Research has shown that fathers' involvement has lots of benefits, Garfield said. "We know that fathers use different words than mothers, and that helps develop the child's expressive vocabulary, they use different language when out and about in the world."

Fathers are more likely to engage in "rough and tumble" play, he said, and they often keep changing the rules, which can be very exciting for children and helps them learn.

In the poll, 32 per cent?of the fathers had been criticised for being too rough, and 32 per cent?for not paying attention to their children.

"Some things are unique to dads," Clark said. "Being too rough and not paying attention play into some of the gender stereotypes still present in our society."

Fathers tend to engage with their children in more physically active ways, Brown said, and tend to take more risks and encourage exploration. "They might be engaging with their kids in a way, not just not harmful but actually helpful, but different from mothers."

Mothers sometimes note with irritation that fathers may get a great deal of praise just for showing up or for getting a child dressed. But it's insulting when fathers "face the assumption that we're baby-sitting rather than parenting," Hill said.

"You wouldn't praise a woman for getting the barrettes in straight." A father might hear something like, "Wow, her hair is combed, congratulations!"

"I think we have to be aware of praising rudimentary success as almost a form of insult," he said. "As a society, we need to have high expectations for dads and help them to meet them."

Criticism, of course, can sometimes have the desired effect. "One of the things I thought was very heartening," Hill said, was that almost half the fathers who reported being criticised said that they either changed their behaviour in response or sought out more information. "They took this moment to educate themselves."

But being criticised made some fathers want to be less involved, especially when the negative voice was coming from the child's other parent. "I would encourage parents not to feel they have to solve an impasse on their own," Hill said. "There are all sorts of third parties that can help, counsellors, pediatricians and other providers."

There are also lessons in the poll for pediatricians - like me - and for teachers and day care providers. One in 10 fathers reported they had felt that a child's teacher or health care provider assumed they were not very knowledgeable about their child, and about a quarter said they felt excluded from those communications.
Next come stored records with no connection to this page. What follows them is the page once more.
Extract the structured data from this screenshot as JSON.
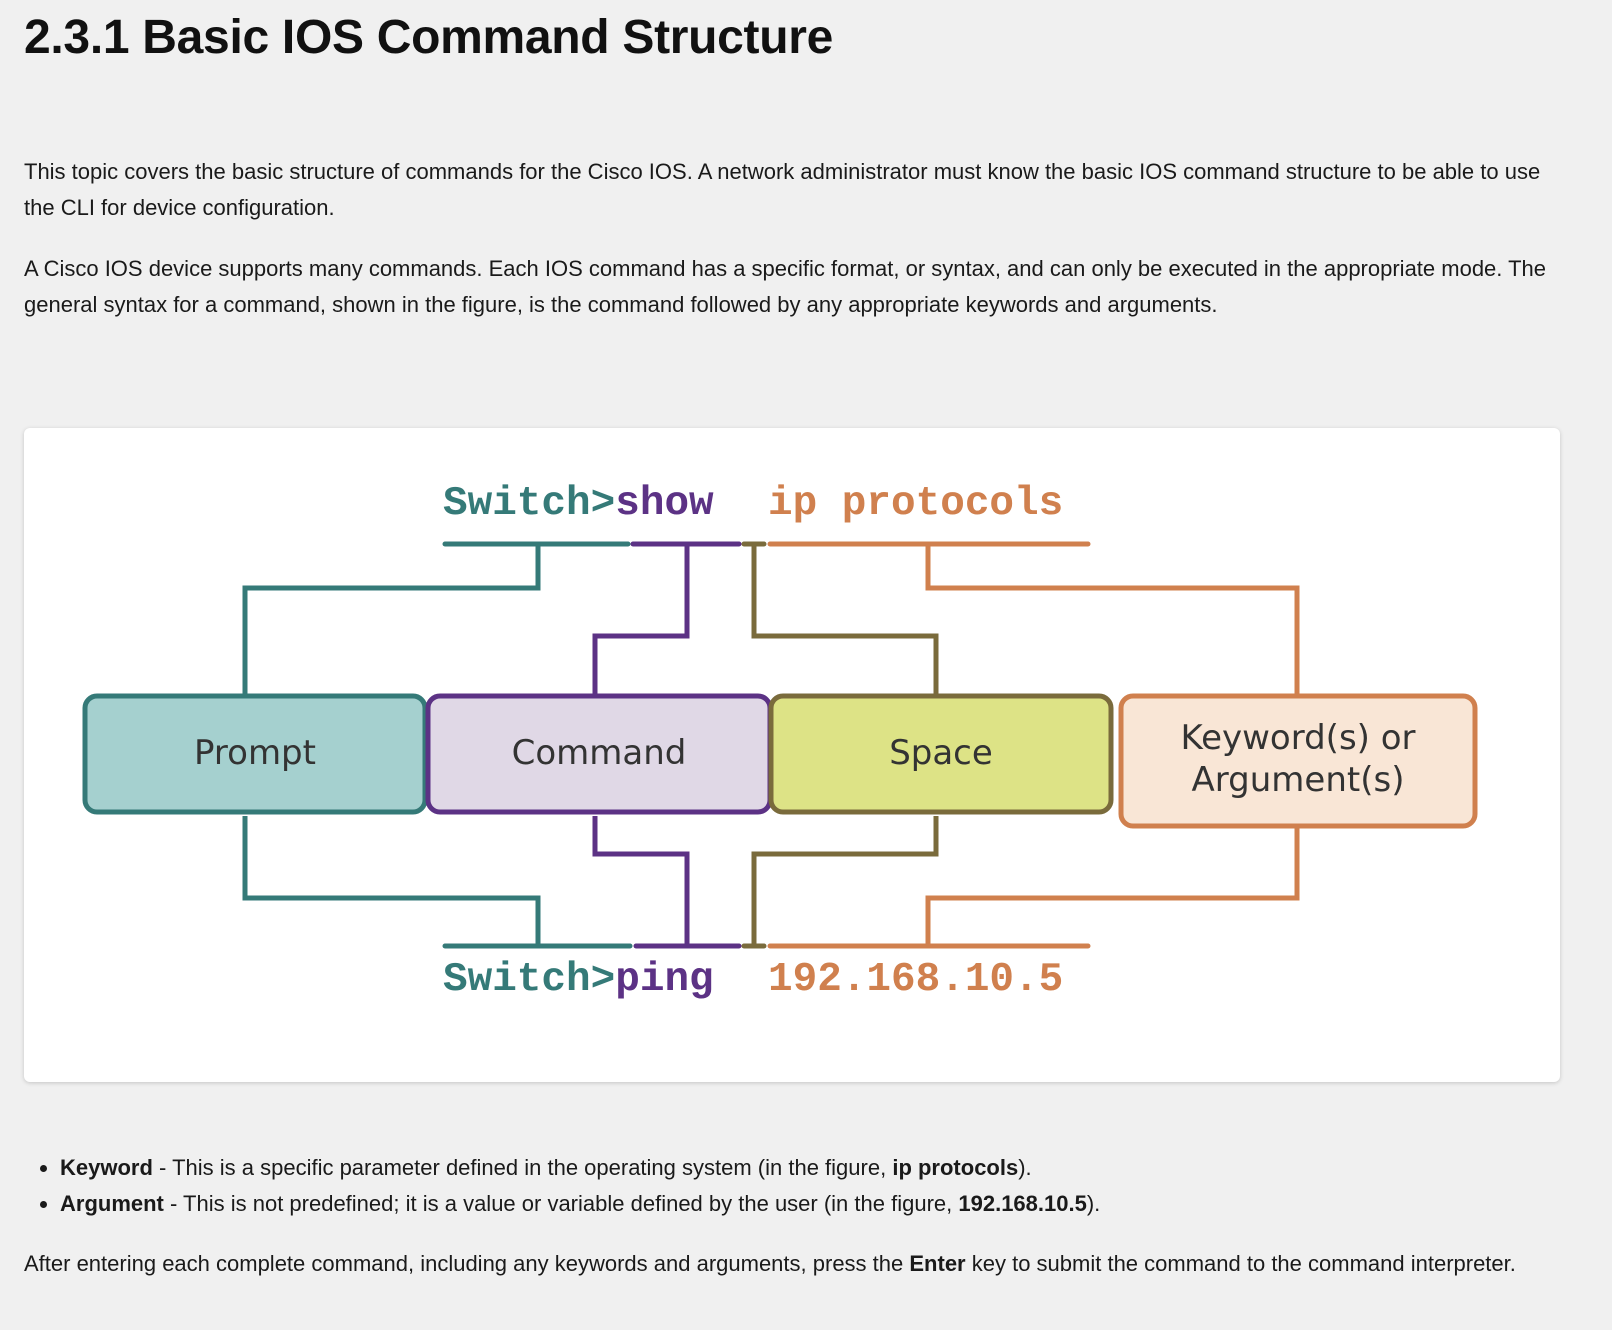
{
  "title": "2.3.1 Basic IOS Command Structure",
  "paragraphs": {
    "p1": "This topic covers the basic structure of commands for the Cisco IOS. A network administrator must know the basic IOS command structure to be able to use the CLI for device configuration.",
    "p2": "A Cisco IOS device supports many commands. Each IOS command has a specific format, or syntax, and can only be executed in the appropriate mode. The general syntax for a command, shown in the figure, is the command followed by any appropriate keywords and arguments.",
    "p3_before": "After entering each complete command, including any keywords and arguments, press the ",
    "p3_bold": "Enter",
    "p3_after": " key to submit the command to the command interpreter."
  },
  "figure": {
    "top_command": {
      "prompt": "Switch>",
      "command": "show",
      "args": "ip protocols"
    },
    "bottom_command": {
      "prompt": "Switch>",
      "command": "ping",
      "args": "192.168.10.5"
    },
    "boxes": {
      "prompt": "Prompt",
      "command": "Command",
      "space": "Space",
      "keyword_line1": "Keyword(s) or",
      "keyword_line2": "Argument(s)"
    },
    "colors": {
      "prompt": "#357a78",
      "prompt_fill": "#a5d0cf",
      "command": "#5c3285",
      "command_fill": "#e0d8e6",
      "space": "#7a6b3c",
      "space_fill": "#dde386",
      "keyword": "#d0804e",
      "keyword_fill": "#f9e6d6"
    }
  },
  "definitions": [
    {
      "term": "Keyword",
      "text": " - This is a specific parameter defined in the operating system (in the figure, ",
      "example": "ip protocols",
      "end": ")."
    },
    {
      "term": "Argument",
      "text": " - This is not predefined; it is a value or variable defined by the user (in the figure, ",
      "example": "192.168.10.5",
      "end": ")."
    }
  ]
}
"Even pediatricians are often operating from an unconscious bias that dads are going to be less tuned in to their children's behaviour," Hill said. "Even as a dad, I have to make a conscious effort to turn to the dad."

Sending signals that fathers are somehow less qualified in their knowledge and ability to parent "can really undermine both their confidence and their level of engagement," Clark said.

"The fathers I come across are all problem solvers," Garfield said. "They see a problem - the child's behaviour, or mum's unhappy - and they want to find a way to fix it."

The New York Times